Good grief! What I learned from loss | Elaine Mansfield | TEDxChemungRiver

Published on Dec 9, 2014

This talk was given at a local TEDx event, produced independently of the TED Conferences. There is power in grieving intentionally and purposefully. Telling her own story of loss, Elaine Mansfield explains the use of ritual as a tool for empowerment for life’s most challenging times.

Elaine Mansfield is a writer and bereavement educator who has lived on land overlooking the Seneca Lake Valley since 1972. She leads bereavement groups and workshops, and writes for Hospicare and Palliative Care of Tompkins County. Her writing reflects her forty years as a student of Jungian psychology, mythology, meditation and nature. Until 2011, she was a nutrition and exercise counselor. Since her husband’s death in 2008, her work has focused on healing, finding meaning, and creating a new life after loss. Elaine’s book “Leaning into Love: A Spiritual Journey through Grief” was published by Larson Publications in October 2014. The poet Naomi Shihab Nye wrote, “This magnificent, profoundly moving book gives encouragement and solace to all.” Elaine writes a weekly blog about life’s adventures and lessons at elainemansfield.com/blog.



“Tears in Heaven” — Eric Clapton

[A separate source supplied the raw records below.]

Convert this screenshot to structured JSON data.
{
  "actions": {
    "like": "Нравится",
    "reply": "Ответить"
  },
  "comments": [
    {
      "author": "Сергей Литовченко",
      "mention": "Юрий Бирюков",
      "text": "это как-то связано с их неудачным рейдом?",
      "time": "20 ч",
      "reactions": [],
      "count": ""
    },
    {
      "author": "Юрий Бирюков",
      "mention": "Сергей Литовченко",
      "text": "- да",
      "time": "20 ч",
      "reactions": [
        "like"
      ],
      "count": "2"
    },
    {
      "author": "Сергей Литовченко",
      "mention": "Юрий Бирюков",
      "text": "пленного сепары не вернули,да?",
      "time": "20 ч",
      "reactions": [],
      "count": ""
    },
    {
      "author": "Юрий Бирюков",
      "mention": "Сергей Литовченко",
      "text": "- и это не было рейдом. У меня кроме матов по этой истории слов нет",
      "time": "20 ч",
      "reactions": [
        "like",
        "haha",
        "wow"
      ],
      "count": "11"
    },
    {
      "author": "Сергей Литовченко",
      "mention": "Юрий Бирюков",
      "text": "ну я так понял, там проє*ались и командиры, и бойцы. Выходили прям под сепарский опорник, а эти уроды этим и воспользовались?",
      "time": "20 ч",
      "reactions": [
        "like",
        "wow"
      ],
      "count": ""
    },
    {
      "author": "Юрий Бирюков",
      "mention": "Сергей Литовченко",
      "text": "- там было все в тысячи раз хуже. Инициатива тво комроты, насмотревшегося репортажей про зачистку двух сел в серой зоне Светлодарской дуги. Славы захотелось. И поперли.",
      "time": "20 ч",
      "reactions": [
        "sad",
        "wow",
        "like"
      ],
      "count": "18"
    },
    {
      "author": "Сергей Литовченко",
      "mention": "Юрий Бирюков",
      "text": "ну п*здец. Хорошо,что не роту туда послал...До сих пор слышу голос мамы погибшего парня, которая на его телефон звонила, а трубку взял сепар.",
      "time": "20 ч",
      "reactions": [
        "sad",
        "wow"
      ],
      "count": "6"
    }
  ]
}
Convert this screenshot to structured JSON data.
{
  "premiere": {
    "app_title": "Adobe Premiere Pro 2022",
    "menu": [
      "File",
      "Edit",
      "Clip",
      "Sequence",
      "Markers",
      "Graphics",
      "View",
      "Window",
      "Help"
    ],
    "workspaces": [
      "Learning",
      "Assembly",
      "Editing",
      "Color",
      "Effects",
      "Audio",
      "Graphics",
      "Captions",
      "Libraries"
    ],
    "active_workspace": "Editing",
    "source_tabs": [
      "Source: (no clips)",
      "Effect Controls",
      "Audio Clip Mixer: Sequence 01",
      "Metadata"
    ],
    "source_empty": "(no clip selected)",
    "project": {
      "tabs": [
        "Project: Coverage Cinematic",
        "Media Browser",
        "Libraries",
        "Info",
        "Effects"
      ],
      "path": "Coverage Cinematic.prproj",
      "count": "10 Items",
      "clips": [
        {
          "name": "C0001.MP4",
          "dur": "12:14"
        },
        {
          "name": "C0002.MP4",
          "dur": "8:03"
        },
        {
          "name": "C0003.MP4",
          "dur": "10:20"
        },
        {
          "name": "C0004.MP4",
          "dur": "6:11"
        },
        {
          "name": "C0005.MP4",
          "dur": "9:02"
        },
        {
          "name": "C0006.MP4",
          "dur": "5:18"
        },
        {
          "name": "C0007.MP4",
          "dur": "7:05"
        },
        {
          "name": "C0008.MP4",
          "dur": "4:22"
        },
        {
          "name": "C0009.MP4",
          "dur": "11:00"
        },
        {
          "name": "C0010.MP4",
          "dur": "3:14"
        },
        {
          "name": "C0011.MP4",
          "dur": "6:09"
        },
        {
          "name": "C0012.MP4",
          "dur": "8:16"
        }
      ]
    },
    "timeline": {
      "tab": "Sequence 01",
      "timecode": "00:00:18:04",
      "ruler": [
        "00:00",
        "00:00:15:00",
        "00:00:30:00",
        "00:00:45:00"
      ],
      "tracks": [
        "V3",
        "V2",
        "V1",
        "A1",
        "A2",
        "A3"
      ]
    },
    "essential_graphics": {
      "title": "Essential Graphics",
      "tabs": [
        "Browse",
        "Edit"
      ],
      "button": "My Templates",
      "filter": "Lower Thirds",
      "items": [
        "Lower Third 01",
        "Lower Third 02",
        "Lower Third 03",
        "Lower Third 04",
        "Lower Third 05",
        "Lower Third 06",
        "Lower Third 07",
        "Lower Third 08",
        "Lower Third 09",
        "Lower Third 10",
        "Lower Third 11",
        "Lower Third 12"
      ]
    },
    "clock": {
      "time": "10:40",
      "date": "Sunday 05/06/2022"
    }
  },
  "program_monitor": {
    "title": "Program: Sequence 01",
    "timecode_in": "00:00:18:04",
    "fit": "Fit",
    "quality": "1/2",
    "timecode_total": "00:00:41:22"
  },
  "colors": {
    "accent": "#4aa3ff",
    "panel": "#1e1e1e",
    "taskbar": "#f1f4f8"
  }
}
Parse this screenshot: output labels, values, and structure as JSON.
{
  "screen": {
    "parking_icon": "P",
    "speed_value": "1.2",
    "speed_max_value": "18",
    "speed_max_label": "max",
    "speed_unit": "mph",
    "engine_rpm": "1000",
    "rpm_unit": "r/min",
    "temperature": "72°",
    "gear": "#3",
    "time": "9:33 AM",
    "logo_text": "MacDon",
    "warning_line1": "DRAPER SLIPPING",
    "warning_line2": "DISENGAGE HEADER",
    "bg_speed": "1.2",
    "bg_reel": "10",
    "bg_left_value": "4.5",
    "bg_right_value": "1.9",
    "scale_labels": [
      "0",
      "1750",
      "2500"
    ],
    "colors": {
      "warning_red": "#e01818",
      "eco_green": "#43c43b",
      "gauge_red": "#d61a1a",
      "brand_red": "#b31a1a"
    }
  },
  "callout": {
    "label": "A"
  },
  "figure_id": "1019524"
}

Tragedy Inspires Eric Clapton’s ‘Tears in Heaven‘ In 1991, following the death of his son, Conor, Eric Clapton collaborated with songwriter Will Jennings to write “Tears in Heaven.” The song is a memorial to Conor, who at four years old, fell 50 stories to his death from a New York City apartment building.

"If I Could Be Where You Are"

This is a song from Enya, an Irish singer, songwriter and musician. It was recorded in Ireland with her longtime partners, arranger and producer Nicky Ryan and his wife, lyricist Roma Ryan. Roma wrote that this is “a song of sadness.”